Be nice: Be courteous, respectful and polite to fellow community members: no regional, racial, gender, or other abuse will be tolerated. We like nice people way better than mean ones!
Encourage diversity and participation: Make everyone in our community feel welcome, regardless of their background and the extent of their contributions, and do everything possible to encourage participation in our community.
Keep it legal: Basically, don‘t get us in trouble. Share only content that you own, do not share private or sensitive information, and don’t break the law.
Stay on topic: Make sure that you are posting to the correct channel and avoid off-topic discussions. Remember when you update an issue or respond to an email you are potentially sending to a large number of people. Please consider this before you update. Also remember that nobody likes spam.

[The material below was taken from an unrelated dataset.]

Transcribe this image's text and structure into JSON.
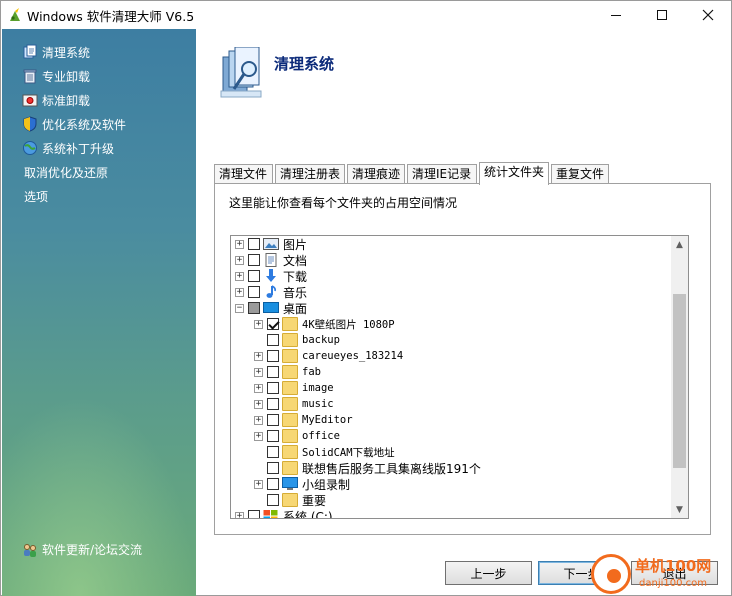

Don‘t send email to the maintainers: There’s no need to send email to the maintainers to ask them to investigate an issue or to take a look at a pull request. Instead of sending an email, GitHub mentions should be used to ping maintainers to review a pull request, a proposal or an issue.
The open source governance for this repository is handled via the Moby Technical Steering Committee (TSC) charter. For any concerns with the community process regarding technical contributions, please contact the TSC. More information on project governance is available in our project/GOVERNANCE.md document.
The point of this section is not to find opportunities to punish people, but we do need a fair way to deal with people who are making our community suck.
First occurrence: We'll give you a friendly, but public reminder that the behavior is inappropriate according to our guidelines.
Second occurrence: We will send you a private message with a warning that any additional violations will result in removal from the community.
Third occurrence: Depending on the violation, we may need to delete or ban your account.
Obvious spammers are banned on first occurrence. If we don‘t do this, we’ll have spam all over the place.
Violations are forgiven after 6 months of good behavior, and we won't hold a grudge.
People who commit minor infractions will get some education, rather than hammering them in the 3 strikes process.
The rules apply equally to everyone in the community, no matter how much you've contributed.
Extreme violations of a threatening, abusive, destructive or illegal nature will be addressed immediately and are not subject to 3 strikes or forgiveness.
Contact firstname.lastname@example.org to report abuse or appeal violations. In the case of appeals, we know that mistakes happen, and we'll work with you to come up with a fair solution if there has been a misunderstanding.
Unless explicitly stated, we follow all coding guidelines from the Go community. While some of these standards may seem arbitrary, they somehow seem to result in a solid, consistent codebase.
It is possible that the code base does not currently comply with these guidelines. We are not looking for a massive PR that fixes this, since that goes against the spirit of the guidelines. All new contributions should make a best effort to clean up and make the code base better than they left it. Obviously, apply your best judgement. Remember, the goal here is to make the code base easier for humans to navigate and understand. Always keep that in mind when nudging others to comply.
noCommaALongVariableNameLikeThisIsNotMoreClearWhenASimpleCommentWouldDo. In practice, short methods will have short variable names and globals will have longer names.
go testand outside tooling should not be required. No, we don't need another unit testing framework. Assertion packages are acceptable if they provide real incremental value.
If you are having trouble getting into the mood of idiomatic Go, we recommend reading through Effective Go. The Go Blog is also a great resource. Drinking the kool-aid is a lot easier than going thirsty.